We’re pleased to introduce the Harmony Toolkit (http://harmony.intuit.com) which is where we house our Harmony Design System resources — what we use to design the QuickBooks Online product ecosystem. The Toolkit is a living document that is continually updated as we iterate on our products.
We’re looking forward to talking with you in detail about the Harmony Design System next week Tuesday, January 13, during Intuit Developer’s monthly webinar. In the meantime, here’s a primer on what it’s all about and how it can benefit you, your app, and your customers.
You might be wondering what a design system is, and why we call ours harmony. Well, design systems are typically made up of principles, style guides, interaction patterns — elements to create cohesion and delight. You experience design systems every day: for instance, when you use an Apple device it feels just like every other Apple device because Apple has their human interface guidelines, their design system. Similarly, Google’s design system for Android is called Material design. And so on.
Ours is called harmony because building the QuickBooks ecosystem is all about creating a harmonious experience for our customers, across all their apps and devices. It’s because of our design system that our ecosystem of products can share a common look, feel, behavior, and data across platforms and devices.
We’ve been using the toolkit for over a year internally, and now we’ve opened it up to you, because we believe that partnering with folks who develop apps that work in the ecosystem is essential to build this awesome, harmonious experience that our customers love.
So what’s in the Toolkit and how can you use it? Well, it was originally a tool for designers, so it’s not a code library. What it does have is guidance for making product design decisions: design principles, visual styles, patterns and psd downloads for web, iOS, and Android.
Our Design principles are used as criteria for making decisions. They ladder up to our business goals and vision and help us communicate and speak the same language. You can use these to help decide what elements you should emphasize, and how to guide your users through their tasks.
The Toolkit also provides a lot of guidance on the visual system: our colors, typography, icons, etc.
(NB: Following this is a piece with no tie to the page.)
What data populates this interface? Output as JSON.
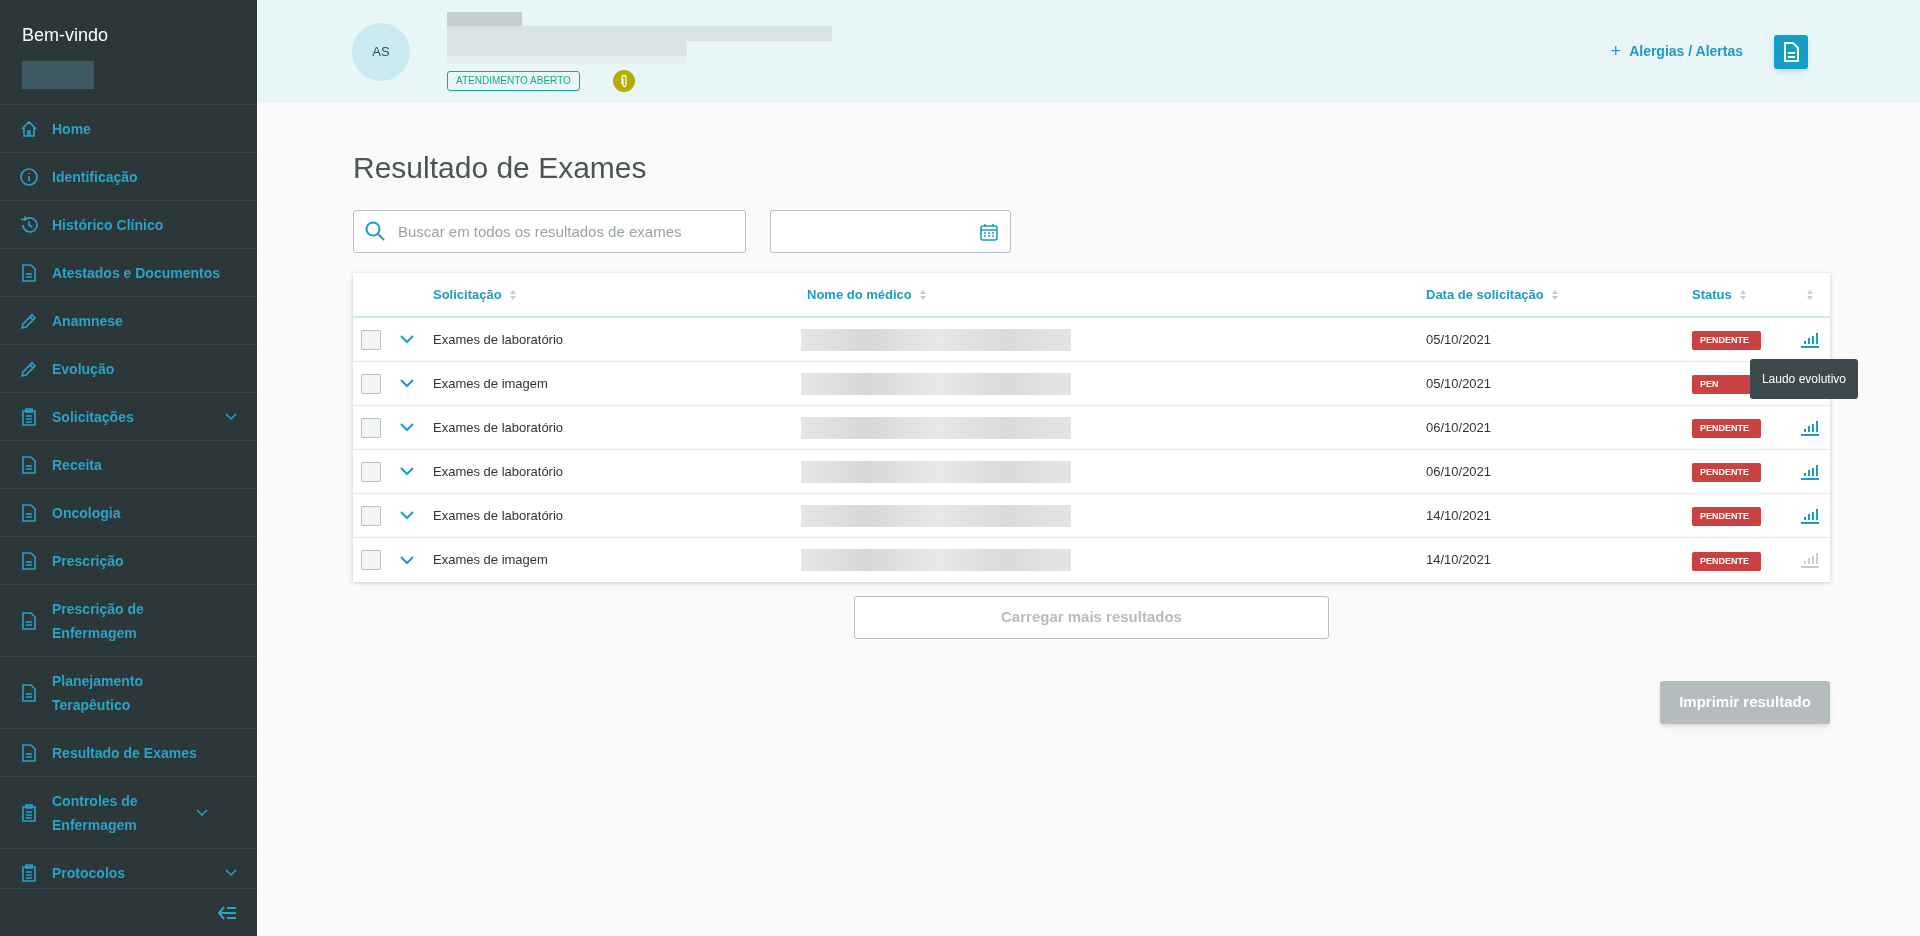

Our color palettes have hex values and also guidance on what colors work best together. You can see how we use type: what size our headers are, how to space text, what fonts we use for numbers, and how we handle them on mobile.
The patterns are the real meat of the toolkit. Patterns are the basic building blocks of design, and ours outline both interaction and visual design: how it works and looks and when to use and why. Patterns help create relationships across devices, so that navigation will work as expected from screen to screen or screen to app. Our patterns also contain red-line specs and links to related patterns. Don’t worry if you don’t know where to look, because search also works.
To start using the Toolkit, I suggest starting with our Layouts pattern.
Layouts displays all of the different content containers, and the different ways we put them together. This can help you determine how to best layout your screens. Many patterns, like buttons, help you decide which element works best in each situation. The guidelines in each pattern help as you figure out important tasks and content. Finally, check out the Downloads & Tools section, where we have layered .psd files of all our common elements. Use these to mock up your screens and make quick prototypes.
We hope the toolkit gives you valuable insight into how to build with us, and help us all create a cohesive operating system! Let us know what you think of it in the comments section below, and join our webinar next week to learn more.
Intuit Experience Design